The so-called ‘War on Terror’ ushered in a new era of anti-Muslim bias and racism. Anti-Muslim racism, or Islamophobia, is influenced by local economies, power structures, and histories. However, the War on Terror, a conflict undefined by time and place, with a homogenised Muslim ‘Other’ framed as a perpetual enemy, has contributed towards a global Islamophobic narrative. This edited volume examines the differing manifestations of Islamophobia, as well as resistance and activism combating it across multiple international settings, spanning six continents. The volume maps out categories of Islamophobia across the global North and South.These are the localised histories, conflicts, and contemporary geopolitical realities in the context of the War on Terror which have influenced and textured the ways that Islamophobia has manifested. This ranges from limited instances of racial violence and hate crimes to more pronounced co-dependent relations between interpersonal and institutional racism that have culminated in genocide. This book presents a nuanced appreciation of specific themes that critically engage with the complexity and evolution of Islamophobia in the War on Terror. It provides up-to-date accounts and analysis of Islamophobia across the global North and South and its impact on the political landscape of differing country contexts. Furthermore, this book explores resistance and the need for activism that confronts interpersonal and institutional racism, with the aim of constructing a more coherent understanding of how to challenge Islamophobia.

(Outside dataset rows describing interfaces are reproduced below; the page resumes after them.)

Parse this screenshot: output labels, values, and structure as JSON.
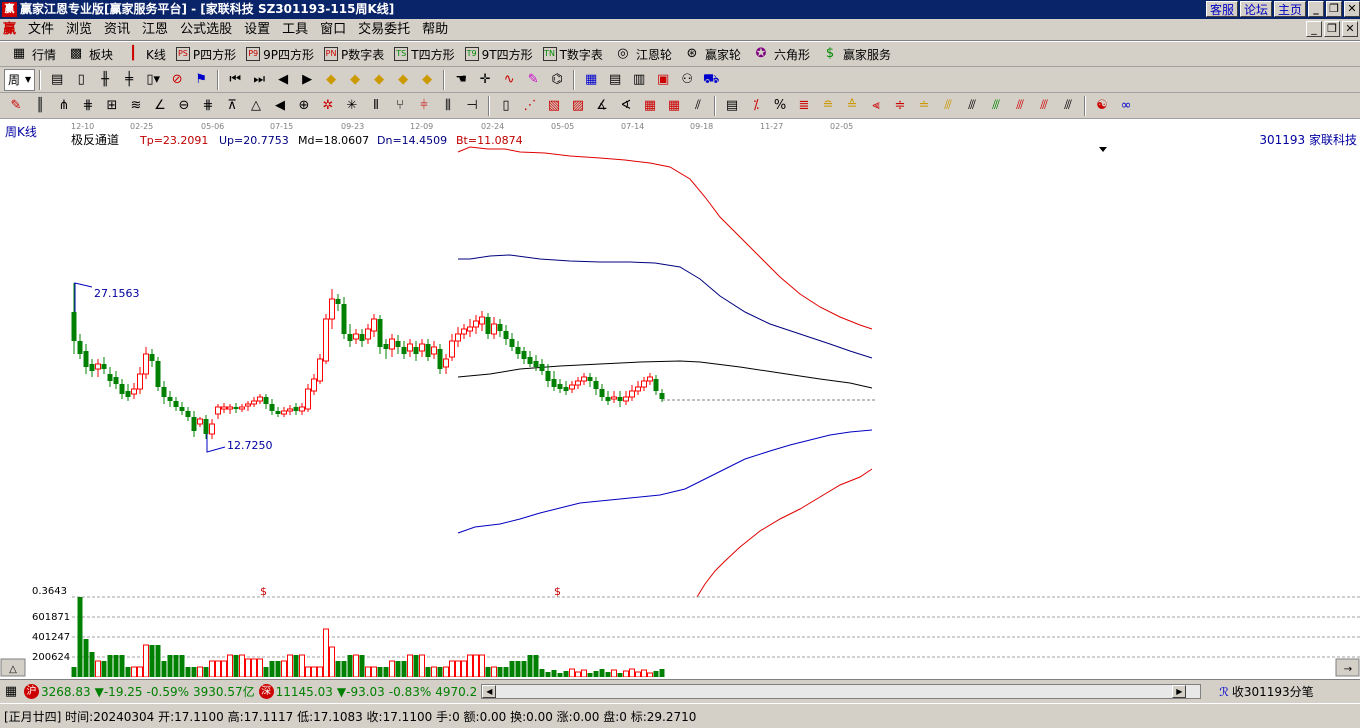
{
  "window": {
    "title": "赢家江恩专业版[赢家服务平台] - [家联科技   SZ301193-115周K线]",
    "top_links": [
      "客服",
      "论坛",
      "主页"
    ]
  },
  "menu": [
    "文件",
    "浏览",
    "资讯",
    "江恩",
    "公式选股",
    "设置",
    "工具",
    "窗口",
    "交易委托",
    "帮助"
  ],
  "toolbar1": [
    {
      "label": "行情",
      "icon": "grid-icon"
    },
    {
      "label": "板块",
      "icon": "blocks-icon"
    },
    {
      "label": "K线",
      "icon": "candle-icon"
    },
    {
      "label": "P四方形",
      "icon": "P"
    },
    {
      "label": "9P四方形",
      "icon": "P9"
    },
    {
      "label": "P数字表",
      "icon": "PN"
    },
    {
      "label": "T四方形",
      "icon": "TS"
    },
    {
      "label": "9T四方形",
      "icon": "T9"
    },
    {
      "label": "T数字表",
      "icon": "TN"
    },
    {
      "label": "江恩轮",
      "icon": "wheel-icon"
    },
    {
      "label": "赢家轮",
      "icon": "wheel2-icon"
    },
    {
      "label": "六角形",
      "icon": "hexagon-icon"
    },
    {
      "label": "赢家服务",
      "icon": "dollar-icon"
    }
  ],
  "toolbar2": {
    "period_label": "周"
  },
  "chart": {
    "period_label": "周K线",
    "indicator_name": "极反通道",
    "tp": "Tp=23.2091",
    "up": "Up=20.7753",
    "md": "Md=18.0607",
    "dn": "Dn=14.4509",
    "bt": "Bt=11.0874",
    "stock_label": "301193 家联科技",
    "high_label": "27.1563",
    "low_label": "12.7250",
    "date_ticks": [
      "12-10",
      "02-25",
      "05-06",
      "07-15",
      "09-23",
      "12-09",
      "02-24",
      "05-05",
      "07-14",
      "09-18",
      "11-27",
      "02-05"
    ],
    "volume_axis": [
      "0.3643",
      "601871",
      "401247",
      "200624"
    ],
    "dividend_marks": [
      "$",
      "$"
    ],
    "colors": {
      "up": "#ff0000",
      "down": "#008000",
      "upper_band": "#e00000",
      "mid_band": "#000080",
      "center": "#000000"
    }
  },
  "chart_data": {
    "type": "candlestick",
    "period": "weekly",
    "y_high": 27.1563,
    "y_low": 12.725,
    "bands": {
      "Tp": 23.2091,
      "Up": 20.7753,
      "Md": 18.0607,
      "Dn": 14.4509,
      "Bt": 11.0874
    },
    "x_ticks": [
      "12-10",
      "02-25",
      "05-06",
      "07-15",
      "09-23",
      "12-09",
      "02-24",
      "05-05",
      "07-14",
      "09-18",
      "11-27",
      "02-05"
    ],
    "volume_ticks": [
      601871,
      401247,
      200624
    ]
  },
  "status": {
    "sh_badge": "沪",
    "sh_index": "3268.83",
    "sh_change": "▼-19.25",
    "sh_pct": "-0.59%",
    "sh_amount": "3930.57亿",
    "sz_badge": "深",
    "sz_index": "11145.03",
    "sz_change": "▼-93.03",
    "sz_pct": "-0.83%",
    "sz_amount": "4970.2",
    "tick_label": "收301193分笔"
  },
  "status2": {
    "text": "[正月廿四] 时间:20240304 开:17.1100 高:17.1117 低:17.1083 收:17.1100 手:0 额:0.00 换:0.00 涨:0.00 盘:0 标:29.2710"
  }
}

Abstract only
Naved Bakali
and
Farid Hafez

This introductory chapter focuses on outlining fundamental understandings and theoretical frameworks, as well as historicising Islamophobia. This unpacking of Islamophobia helps to construct an understanding of the emergence of a globalised Islamophobia and how it manifests in the War on Terror. Furthermore, the chapter explores the co-dependent relationships between interpersonal and institutional forms of Islamophobia that have materialised to embolden the growth of nativism, Islamophobic protest movements, and Islamophobic political rhetoric globally. The Introduction discusses how the synergistic relationship between interpersonal and institutional forms of Islamophobia helps to construct categorisations of Islamophobia across the global North and South which represent similar and differing manifestations that are textured by local histories, colonialism, imperialism, and notions of racial supremacy. The introduction also provides a brief outline of the edited volume and explains which specific sites of Islamophobia from the global North and South are included in the book.

in The rise of global Islamophobia in the War on Terror